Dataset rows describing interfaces
===
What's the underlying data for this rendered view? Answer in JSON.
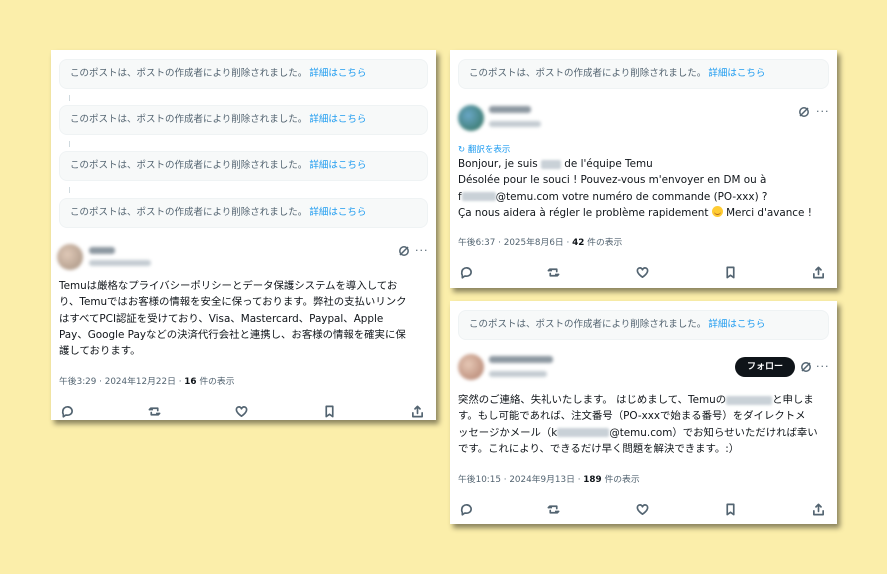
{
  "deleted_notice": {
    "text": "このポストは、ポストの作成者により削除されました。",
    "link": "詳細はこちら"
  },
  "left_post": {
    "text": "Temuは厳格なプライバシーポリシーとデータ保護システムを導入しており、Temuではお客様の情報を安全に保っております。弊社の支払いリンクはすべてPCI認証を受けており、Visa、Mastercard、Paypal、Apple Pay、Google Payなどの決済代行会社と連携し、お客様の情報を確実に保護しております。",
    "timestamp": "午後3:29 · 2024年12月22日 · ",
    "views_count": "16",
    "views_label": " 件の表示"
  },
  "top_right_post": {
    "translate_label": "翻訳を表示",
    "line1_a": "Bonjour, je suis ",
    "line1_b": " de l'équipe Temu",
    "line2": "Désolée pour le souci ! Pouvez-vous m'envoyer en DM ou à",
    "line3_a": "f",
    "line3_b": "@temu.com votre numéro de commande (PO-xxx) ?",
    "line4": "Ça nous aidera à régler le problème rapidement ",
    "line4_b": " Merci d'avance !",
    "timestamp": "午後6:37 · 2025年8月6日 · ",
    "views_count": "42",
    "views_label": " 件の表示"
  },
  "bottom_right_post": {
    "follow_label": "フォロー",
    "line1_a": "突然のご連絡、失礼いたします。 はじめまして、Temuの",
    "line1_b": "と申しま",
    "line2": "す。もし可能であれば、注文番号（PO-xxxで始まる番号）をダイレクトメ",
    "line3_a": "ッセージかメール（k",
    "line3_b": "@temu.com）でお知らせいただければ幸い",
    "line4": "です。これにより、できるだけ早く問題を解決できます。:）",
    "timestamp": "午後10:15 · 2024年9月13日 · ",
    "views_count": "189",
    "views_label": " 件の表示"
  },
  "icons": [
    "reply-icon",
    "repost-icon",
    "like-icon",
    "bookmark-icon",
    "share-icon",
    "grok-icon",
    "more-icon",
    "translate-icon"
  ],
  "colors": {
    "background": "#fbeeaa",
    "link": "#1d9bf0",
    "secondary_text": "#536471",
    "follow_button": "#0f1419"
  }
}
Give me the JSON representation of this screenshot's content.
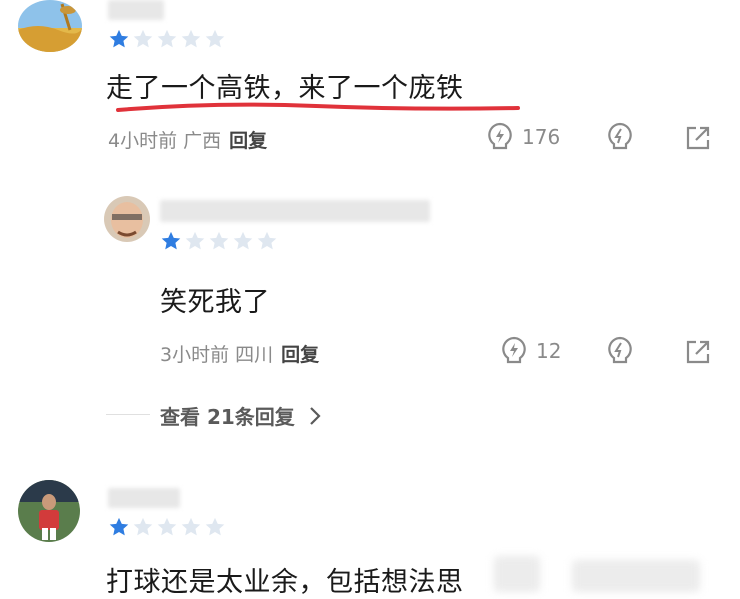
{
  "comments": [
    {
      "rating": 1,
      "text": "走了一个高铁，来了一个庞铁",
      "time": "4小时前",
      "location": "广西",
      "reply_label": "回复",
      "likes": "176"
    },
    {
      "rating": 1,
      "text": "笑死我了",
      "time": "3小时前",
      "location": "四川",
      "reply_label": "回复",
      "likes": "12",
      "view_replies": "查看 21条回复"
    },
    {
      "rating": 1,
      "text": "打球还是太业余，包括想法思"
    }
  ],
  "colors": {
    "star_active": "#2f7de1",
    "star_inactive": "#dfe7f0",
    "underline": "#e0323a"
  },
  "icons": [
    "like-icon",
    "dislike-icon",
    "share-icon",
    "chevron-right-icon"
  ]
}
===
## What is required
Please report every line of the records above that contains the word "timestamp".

## Exercise result
    "timestamp": "午後3:29 · 2024年12月22日 · ",
    "timestamp": "午後6:37 · 2025年8月6日 · ",
    "timestamp": "午後10:15 · 2024年9月13日 · ",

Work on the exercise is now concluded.